Infection control issue. Dignity- can it get any less dignified? FACT- the person could have found that at ANY time, and held onto it, if she wanted to get that nurse in trouble. Rarely do I suggest a lawyer- but in this cae the nurse was fired and accused of neglect (not giving meds). Serious, and that place is seriously insane. Also- why take it to the ADMIN, not the DON? I smell e. Coli.
Other ways to 'case' a suspect nurse:
-Count non narcotic meds, on blister packs, before her shift. When she leaves, check MAR against prior # of pills.
-In extreme cases, like a seizure- get blood levels of Dilantin, and go from there. Some places I worked- that med, and others have been added to the narc count, since so many nurses don't give it?
-Ask alert patients what meds they received at any given time. This can be asked as QI survey:"It's just another tool we use to be sure you are getting what you are ordered, is all, much like you attend a care plan meeting". Then check the MAR. If you're hearing patients omit meds that have been signed off, you can start to take a closer look.
-Find a med that has run out, and therefore not available to be given, before her shift. Then check MAR to see if it's signed. If yes, good cause to ask here how she gave it. If she says she ordered it, that can be tracked. If she said she ... borrowed it? You just found another can of worms.
-Glucometers store readings for whatever period of time they are designed for.
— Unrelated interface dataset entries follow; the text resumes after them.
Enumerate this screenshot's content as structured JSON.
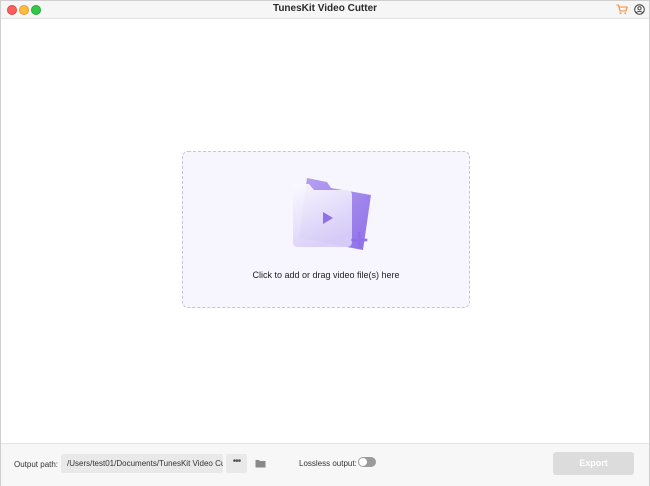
{
  "window": {
    "title": "TunesKit Video Cutter"
  },
  "titlebar_icons": {
    "cart": "cart-icon",
    "account": "account-icon",
    "cart_color": "#f28c38"
  },
  "dropzone": {
    "icon": "add-video-folder-icon",
    "text": "Click to add or drag video file(s) here",
    "accent_color": "#8f70e8"
  },
  "footer": {
    "output_path_label": "Output path:",
    "output_path_value": "/Users/test01/Documents/TunesKit Video Cut",
    "more_button_label": "•••",
    "folder_icon": "folder-icon",
    "lossless_label": "Lossless output:",
    "lossless_enabled": false,
    "export_label": "Export",
    "export_enabled": false
  }
}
Easy to check if a nurse is making those readings up- nto everyone knows they have a storage capacity.